-- MATERIAL SUPPLIED follows --
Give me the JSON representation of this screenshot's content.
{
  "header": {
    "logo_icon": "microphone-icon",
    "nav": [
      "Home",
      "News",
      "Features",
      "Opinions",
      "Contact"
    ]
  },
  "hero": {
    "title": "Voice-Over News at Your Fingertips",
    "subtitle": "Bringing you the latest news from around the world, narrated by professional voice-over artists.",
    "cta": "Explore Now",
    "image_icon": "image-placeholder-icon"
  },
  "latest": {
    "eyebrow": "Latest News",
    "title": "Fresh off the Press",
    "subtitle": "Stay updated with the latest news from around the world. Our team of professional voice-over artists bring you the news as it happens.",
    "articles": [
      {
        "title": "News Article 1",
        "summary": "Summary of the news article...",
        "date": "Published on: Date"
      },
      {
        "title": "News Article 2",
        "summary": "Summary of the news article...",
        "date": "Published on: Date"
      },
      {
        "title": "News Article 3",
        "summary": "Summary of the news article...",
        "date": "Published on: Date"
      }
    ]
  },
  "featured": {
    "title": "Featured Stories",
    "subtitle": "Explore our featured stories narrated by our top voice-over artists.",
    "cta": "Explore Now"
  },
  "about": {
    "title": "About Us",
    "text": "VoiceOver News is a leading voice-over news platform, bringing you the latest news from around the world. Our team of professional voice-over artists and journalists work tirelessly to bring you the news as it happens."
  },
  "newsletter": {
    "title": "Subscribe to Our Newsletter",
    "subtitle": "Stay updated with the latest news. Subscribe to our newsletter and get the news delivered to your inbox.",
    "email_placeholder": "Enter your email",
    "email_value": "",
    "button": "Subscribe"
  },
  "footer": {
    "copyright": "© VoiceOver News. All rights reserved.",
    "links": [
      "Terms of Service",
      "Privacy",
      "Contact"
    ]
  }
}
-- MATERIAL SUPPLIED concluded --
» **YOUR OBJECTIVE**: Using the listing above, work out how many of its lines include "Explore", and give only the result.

» **TASK RESPONSE**: 3